Death marks us permanently — and not simply because we are all, in another sense, marked men. Death defines who we are now and, inevitably, how we and our accomplishments will be considered at some later date most of us would generally prefer not to think about. At all.
What I have learned about dying, after many years of hospice volunteer work and more than two years writing an advice column for the terminally ill and their relatives, is this: You don’t look like Wynona Ryder while you’re expiring. You won’t be as hunky as Campbell Scott. You won’t look like Debra Winger — no, not even Winger herself will look like Winger. The Winger we see on screen, her lips and cheeks dusted with floury powder to give her what Hollywood believes to be the verisimilitude of metastasized breast cancer, is not a reflection seen in any hospice mirror. If your vital signs are failing, it is unlikely that you’ll find a double of Jeremy Northam, from the CBS television show Miami Medical, whose character evidently never loses a patient, at your bedside. Dr. Gregory House will not be hanging around your hospital room saying, as he often does on the Fox show House: “Pretty much all the drugs I prescribe are addictive and dangerous.” That’s because, even when you don’t have a hope of recovering, many real doctors are a lot more scared that you’ll somehow get addicted in your last three days of life than concerned that you’ll die in pain.
Here’s what’s probably going to happen if you have a long-term illness that, despite all efforts, spreads. Because of the pain medications administered, you will likely be very constipated and perhaps nauseous. The sicker you get, the less capable you will be of eating. You may have tubes in your throat that will prevent you from talking, so the probability of your delivering a series of invigorating and profound deathbed remarks to loving relatives, as seen, say, on NBC’s ER is minimal. Owing to the effects of medications, you might not even be conscious.
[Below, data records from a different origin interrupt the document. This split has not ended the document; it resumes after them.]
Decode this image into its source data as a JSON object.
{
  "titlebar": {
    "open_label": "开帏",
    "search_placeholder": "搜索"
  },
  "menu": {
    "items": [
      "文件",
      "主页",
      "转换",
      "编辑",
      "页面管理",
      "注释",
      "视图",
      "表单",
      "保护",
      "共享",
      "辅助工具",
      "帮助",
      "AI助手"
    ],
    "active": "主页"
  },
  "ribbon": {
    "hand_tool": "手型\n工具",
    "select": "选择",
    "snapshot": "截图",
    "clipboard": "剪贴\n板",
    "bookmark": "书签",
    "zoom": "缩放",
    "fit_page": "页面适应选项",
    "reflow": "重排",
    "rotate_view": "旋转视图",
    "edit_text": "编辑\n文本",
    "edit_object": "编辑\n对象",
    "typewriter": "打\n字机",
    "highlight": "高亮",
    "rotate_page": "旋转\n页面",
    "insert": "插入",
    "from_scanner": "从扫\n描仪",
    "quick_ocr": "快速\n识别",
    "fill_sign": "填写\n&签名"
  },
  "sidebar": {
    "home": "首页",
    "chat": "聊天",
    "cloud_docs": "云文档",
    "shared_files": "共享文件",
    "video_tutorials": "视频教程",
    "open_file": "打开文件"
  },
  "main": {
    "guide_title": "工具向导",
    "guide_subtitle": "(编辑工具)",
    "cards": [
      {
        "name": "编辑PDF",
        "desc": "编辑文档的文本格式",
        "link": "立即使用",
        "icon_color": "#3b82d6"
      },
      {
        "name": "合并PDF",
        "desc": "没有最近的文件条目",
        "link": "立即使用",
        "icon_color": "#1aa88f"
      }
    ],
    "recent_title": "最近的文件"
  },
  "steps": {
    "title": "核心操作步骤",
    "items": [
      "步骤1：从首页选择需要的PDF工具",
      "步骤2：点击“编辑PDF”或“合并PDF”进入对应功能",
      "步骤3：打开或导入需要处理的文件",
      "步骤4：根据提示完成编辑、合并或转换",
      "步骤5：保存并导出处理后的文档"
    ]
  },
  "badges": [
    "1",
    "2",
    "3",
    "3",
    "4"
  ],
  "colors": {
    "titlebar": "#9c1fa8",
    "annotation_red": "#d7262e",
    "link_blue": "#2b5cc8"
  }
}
In some sense our culture’s fierce resistance to the bleak inevitable is understandable. Who is eager to experience the fear and impatience of bored relatives huddled together in the face of what one day they, too, will confront? Instead we get television episodes that mask finality, even while pretending to confront it, and films that gloss the ends of our lives with gold dust and perfume, giving us a finale as flimsy, fantastical, absurd, and gorgeous as their dewy-eyed stars. We watch these fictions so we won’t have to think too much about death and, like Tolstoy’s Levin, we tell ourselves, “So one goes on living, amusing oneself with hunting, with work — anything so as not to think of death!”